Task brief: What's needed is a full, exact retyping of the records.

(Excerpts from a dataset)
----

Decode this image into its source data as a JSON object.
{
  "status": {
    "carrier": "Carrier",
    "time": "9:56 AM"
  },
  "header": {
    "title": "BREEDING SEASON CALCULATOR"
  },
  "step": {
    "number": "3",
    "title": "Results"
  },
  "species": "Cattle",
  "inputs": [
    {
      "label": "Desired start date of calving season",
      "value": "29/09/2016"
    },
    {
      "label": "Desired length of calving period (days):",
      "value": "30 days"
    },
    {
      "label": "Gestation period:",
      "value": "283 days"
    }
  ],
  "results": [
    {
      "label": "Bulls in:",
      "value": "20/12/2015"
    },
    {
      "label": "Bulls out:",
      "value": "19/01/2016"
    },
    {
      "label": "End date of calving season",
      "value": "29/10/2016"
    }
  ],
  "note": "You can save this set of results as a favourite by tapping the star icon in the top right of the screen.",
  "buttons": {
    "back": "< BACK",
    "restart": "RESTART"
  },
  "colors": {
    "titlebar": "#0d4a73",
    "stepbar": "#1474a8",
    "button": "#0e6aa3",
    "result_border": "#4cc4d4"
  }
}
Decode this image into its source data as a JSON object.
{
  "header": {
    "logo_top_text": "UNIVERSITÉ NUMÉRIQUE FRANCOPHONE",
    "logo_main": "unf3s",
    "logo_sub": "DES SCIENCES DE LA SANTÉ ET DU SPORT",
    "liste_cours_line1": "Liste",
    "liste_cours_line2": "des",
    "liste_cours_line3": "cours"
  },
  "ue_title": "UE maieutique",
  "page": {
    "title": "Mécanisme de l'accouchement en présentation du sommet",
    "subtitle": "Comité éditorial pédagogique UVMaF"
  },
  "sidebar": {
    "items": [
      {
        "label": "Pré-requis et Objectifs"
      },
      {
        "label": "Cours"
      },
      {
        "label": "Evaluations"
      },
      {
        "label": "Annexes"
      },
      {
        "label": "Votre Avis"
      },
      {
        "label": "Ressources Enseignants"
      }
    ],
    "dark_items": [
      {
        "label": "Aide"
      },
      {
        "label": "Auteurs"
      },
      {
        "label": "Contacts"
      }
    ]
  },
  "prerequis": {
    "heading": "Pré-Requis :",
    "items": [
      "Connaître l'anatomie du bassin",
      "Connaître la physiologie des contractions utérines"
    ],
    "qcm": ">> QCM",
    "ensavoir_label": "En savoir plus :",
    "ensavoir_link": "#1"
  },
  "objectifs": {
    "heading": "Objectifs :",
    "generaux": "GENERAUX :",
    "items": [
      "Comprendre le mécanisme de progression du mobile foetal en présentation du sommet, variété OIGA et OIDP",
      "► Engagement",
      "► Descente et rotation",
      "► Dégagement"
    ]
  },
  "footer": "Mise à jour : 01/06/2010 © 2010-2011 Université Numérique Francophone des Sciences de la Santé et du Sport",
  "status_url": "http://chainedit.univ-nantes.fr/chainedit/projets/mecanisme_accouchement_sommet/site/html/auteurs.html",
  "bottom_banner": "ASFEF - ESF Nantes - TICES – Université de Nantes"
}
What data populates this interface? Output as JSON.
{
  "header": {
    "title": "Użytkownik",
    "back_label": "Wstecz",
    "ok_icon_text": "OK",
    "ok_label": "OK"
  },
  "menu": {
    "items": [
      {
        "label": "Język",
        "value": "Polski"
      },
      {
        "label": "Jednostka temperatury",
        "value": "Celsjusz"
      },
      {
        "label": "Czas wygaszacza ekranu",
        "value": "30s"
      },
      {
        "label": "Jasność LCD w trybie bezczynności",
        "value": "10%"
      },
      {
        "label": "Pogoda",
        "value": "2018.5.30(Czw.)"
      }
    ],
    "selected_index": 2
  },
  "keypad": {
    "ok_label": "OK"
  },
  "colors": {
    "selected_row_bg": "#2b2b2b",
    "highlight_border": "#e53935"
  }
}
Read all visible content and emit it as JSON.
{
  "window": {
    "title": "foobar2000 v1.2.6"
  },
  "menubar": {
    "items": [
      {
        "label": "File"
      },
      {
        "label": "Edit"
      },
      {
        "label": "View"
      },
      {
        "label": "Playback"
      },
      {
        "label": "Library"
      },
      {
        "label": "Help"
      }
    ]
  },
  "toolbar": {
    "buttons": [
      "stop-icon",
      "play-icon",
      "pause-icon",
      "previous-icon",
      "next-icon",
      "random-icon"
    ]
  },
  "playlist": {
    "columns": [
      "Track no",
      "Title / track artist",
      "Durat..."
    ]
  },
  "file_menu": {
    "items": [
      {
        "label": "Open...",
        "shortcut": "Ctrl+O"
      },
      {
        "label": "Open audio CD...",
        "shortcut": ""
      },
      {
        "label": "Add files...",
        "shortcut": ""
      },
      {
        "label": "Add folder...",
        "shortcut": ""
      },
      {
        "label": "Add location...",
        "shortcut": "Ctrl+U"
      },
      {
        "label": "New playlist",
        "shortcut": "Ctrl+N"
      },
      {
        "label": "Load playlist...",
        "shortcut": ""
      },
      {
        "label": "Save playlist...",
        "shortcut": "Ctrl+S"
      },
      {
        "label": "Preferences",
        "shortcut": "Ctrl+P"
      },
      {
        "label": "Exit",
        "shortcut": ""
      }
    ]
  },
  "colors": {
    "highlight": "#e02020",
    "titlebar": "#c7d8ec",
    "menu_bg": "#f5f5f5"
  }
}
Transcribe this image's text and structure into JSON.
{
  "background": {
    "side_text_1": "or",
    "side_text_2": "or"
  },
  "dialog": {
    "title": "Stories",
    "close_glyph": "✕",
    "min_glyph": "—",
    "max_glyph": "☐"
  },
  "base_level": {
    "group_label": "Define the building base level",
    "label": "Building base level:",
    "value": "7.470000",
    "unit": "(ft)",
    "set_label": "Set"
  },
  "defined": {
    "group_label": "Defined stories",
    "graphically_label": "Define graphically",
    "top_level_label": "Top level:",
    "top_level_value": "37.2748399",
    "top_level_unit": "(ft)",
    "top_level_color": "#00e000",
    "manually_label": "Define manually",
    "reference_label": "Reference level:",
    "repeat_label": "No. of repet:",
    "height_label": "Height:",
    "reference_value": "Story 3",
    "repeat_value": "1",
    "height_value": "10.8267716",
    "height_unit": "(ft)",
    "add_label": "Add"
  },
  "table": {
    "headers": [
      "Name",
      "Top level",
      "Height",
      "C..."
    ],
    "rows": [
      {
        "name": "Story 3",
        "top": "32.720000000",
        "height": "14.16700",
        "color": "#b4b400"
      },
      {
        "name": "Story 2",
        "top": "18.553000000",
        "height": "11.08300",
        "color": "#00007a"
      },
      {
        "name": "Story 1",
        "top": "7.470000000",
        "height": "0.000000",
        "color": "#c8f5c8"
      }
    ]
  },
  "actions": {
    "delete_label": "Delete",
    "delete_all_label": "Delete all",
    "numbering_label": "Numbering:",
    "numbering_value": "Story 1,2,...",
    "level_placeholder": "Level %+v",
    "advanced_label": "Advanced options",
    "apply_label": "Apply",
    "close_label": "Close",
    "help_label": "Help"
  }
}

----

Solution below:
Decode this image into its source data as a JSON object.
{
  "status": {
    "carrier": "Carrier",
    "time": "9:56 AM"
  },
  "header": {
    "title": "BREEDING SEASON CALCULATOR"
  },
  "step": {
    "number": "3",
    "title": "Results"
  },
  "species": "Cattle",
  "inputs": [
    {
      "label": "Desired start date of calving season",
      "value": "29/09/2016"
    },
    {
      "label": "Desired length of calving period (days):",
      "value": "30 days"
    },
    {
      "label": "Gestation period:",
      "value": "283 days"
    }
  ],
  "results": [
    {
      "label": "Bulls in:",
      "value": "20/12/2015"
    },
    {
      "label": "Bulls out:",
      "value": "19/01/2016"
    },
    {
      "label": "End date of calving season",
      "value": "29/10/2016"
    }
  ],
  "note": "You can save this set of results as a favourite by tapping the star icon in the top right of the screen.",
  "buttons": {
    "back": "< BACK",
    "restart": "RESTART"
  },
  "colors": {
    "titlebar": "#0d4a73",
    "stepbar": "#1474a8",
    "button": "#0e6aa3",
    "result_border": "#4cc4d4"
  }
}
Decode this image into its source data as a JSON object.
{
  "header": {
    "logo_top_text": "UNIVERSITÉ NUMÉRIQUE FRANCOPHONE",
    "logo_main": "unf3s",
    "logo_sub": "DES SCIENCES DE LA SANTÉ ET DU SPORT",
    "liste_cours_line1": "Liste",
    "liste_cours_line2": "des",
    "liste_cours_line3": "cours"
  },
  "ue_title": "UE maieutique",
  "page": {
    "title": "Mécanisme de l'accouchement en présentation du sommet",
    "subtitle": "Comité éditorial pédagogique UVMaF"
  },
  "sidebar": {
    "items": [
      {
        "label": "Pré-requis et Objectifs"
      },
      {
        "label": "Cours"
      },
      {
        "label": "Evaluations"
      },
      {
        "label": "Annexes"
      },
      {
        "label": "Votre Avis"
      },
      {
        "label": "Ressources Enseignants"
      }
    ],
    "dark_items": [
      {
        "label": "Aide"
      },
      {
        "label": "Auteurs"
      },
      {
        "label": "Contacts"
      }
    ]
  },
  "prerequis": {
    "heading": "Pré-Requis :",
    "items": [
      "Connaître l'anatomie du bassin",
      "Connaître la physiologie des contractions utérines"
    ],
    "qcm": ">> QCM",
    "ensavoir_label": "En savoir plus :",
    "ensavoir_link": "#1"
  },
  "objectifs": {
    "heading": "Objectifs :",
    "generaux": "GENERAUX :",
    "items": [
      "Comprendre le mécanisme de progression du mobile foetal en présentation du sommet, variété OIGA et OIDP",
      "► Engagement",
      "► Descente et rotation",
      "► Dégagement"
    ]
  },
  "footer": "Mise à jour : 01/06/2010 © 2010-2011 Université Numérique Francophone des Sciences de la Santé et du Sport",
  "status_url": "http://chainedit.univ-nantes.fr/chainedit/projets/mecanisme_accouchement_sommet/site/html/auteurs.html",
  "bottom_banner": "ASFEF - ESF Nantes - TICES – Université de Nantes"
}
What data populates this interface? Output as JSON.
{
  "header": {
    "title": "Użytkownik",
    "back_label": "Wstecz",
    "ok_icon_text": "OK",
    "ok_label": "OK"
  },
  "menu": {
    "items": [
      {
        "label": "Język",
        "value": "Polski"
      },
      {
        "label": "Jednostka temperatury",
        "value": "Celsjusz"
      },
      {
        "label": "Czas wygaszacza ekranu",
        "value": "30s"
      },
      {
        "label": "Jasność LCD w trybie bezczynności",
        "value": "10%"
      },
      {
        "label": "Pogoda",
        "value": "2018.5.30(Czw.)"
      }
    ],
    "selected_index": 2
  },
  "keypad": {
    "ok_label": "OK"
  },
  "colors": {
    "selected_row_bg": "#2b2b2b",
    "highlight_border": "#e53935"
  }
}
Read all visible content and emit it as JSON.
{
  "window": {
    "title": "foobar2000 v1.2.6"
  },
  "menubar": {
    "items": [
      {
        "label": "File"
      },
      {
        "label": "Edit"
      },
      {
        "label": "View"
      },
      {
        "label": "Playback"
      },
      {
        "label": "Library"
      },
      {
        "label": "Help"
      }
    ]
  },
  "toolbar": {
    "buttons": [
      "stop-icon",
      "play-icon",
      "pause-icon",
      "previous-icon",
      "next-icon",
      "random-icon"
    ]
  },
  "playlist": {
    "columns": [
      "Track no",
      "Title / track artist",
      "Durat..."
    ]
  },
  "file_menu": {
    "items": [
      {
        "label": "Open...",
        "shortcut": "Ctrl+O"
      },
      {
        "label": "Open audio CD...",
        "shortcut": ""
      },
      {
        "label": "Add files...",
        "shortcut": ""
      },
      {
        "label": "Add folder...",
        "shortcut": ""
      },
      {
        "label": "Add location...",
        "shortcut": "Ctrl+U"
      },
      {
        "label": "New playlist",
        "shortcut": "Ctrl+N"
      },
      {
        "label": "Load playlist...",
        "shortcut": ""
      },
      {
        "label": "Save playlist...",
        "shortcut": "Ctrl+S"
      },
      {
        "label": "Preferences",
        "shortcut": "Ctrl+P"
      },
      {
        "label": "Exit",
        "shortcut": ""
      }
    ]
  },
  "colors": {
    "highlight": "#e02020",
    "titlebar": "#c7d8ec",
    "menu_bg": "#f5f5f5"
  }
}
Transcribe this image's text and structure into JSON.
{
  "background": {
    "side_text_1": "or",
    "side_text_2": "or"
  },
  "dialog": {
    "title": "Stories",
    "close_glyph": "✕",
    "min_glyph": "—",
    "max_glyph": "☐"
  },
  "base_level": {
    "group_label": "Define the building base level",
    "label": "Building base level:",
    "value": "7.470000",
    "unit": "(ft)",
    "set_label": "Set"
  },
  "defined": {
    "group_label": "Defined stories",
    "graphically_label": "Define graphically",
    "top_level_label": "Top level:",
    "top_level_value": "37.2748399",
    "top_level_unit": "(ft)",
    "top_level_color": "#00e000",
    "manually_label": "Define manually",
    "reference_label": "Reference level:",
    "repeat_label": "No. of repet:",
    "height_label": "Height:",
    "reference_value": "Story 3",
    "repeat_value": "1",
    "height_value": "10.8267716",
    "height_unit": "(ft)",
    "add_label": "Add"
  },
  "table": {
    "headers": [
      "Name",
      "Top level",
      "Height",
      "C..."
    ],
    "rows": [
      {
        "name": "Story 3",
        "top": "32.720000000",
        "height": "14.16700",
        "color": "#b4b400"
      },
      {
        "name": "Story 2",
        "top": "18.553000000",
        "height": "11.08300",
        "color": "#00007a"
      },
      {
        "name": "Story 1",
        "top": "7.470000000",
        "height": "0.000000",
        "color": "#c8f5c8"
      }
    ]
  },
  "actions": {
    "delete_label": "Delete",
    "delete_all_label": "Delete all",
    "numbering_label": "Numbering:",
    "numbering_value": "Story 1,2,...",
    "level_placeholder": "Level %+v",
    "advanced_label": "Advanced options",
    "apply_label": "Apply",
    "close_label": "Close",
    "help_label": "Help"
  }
}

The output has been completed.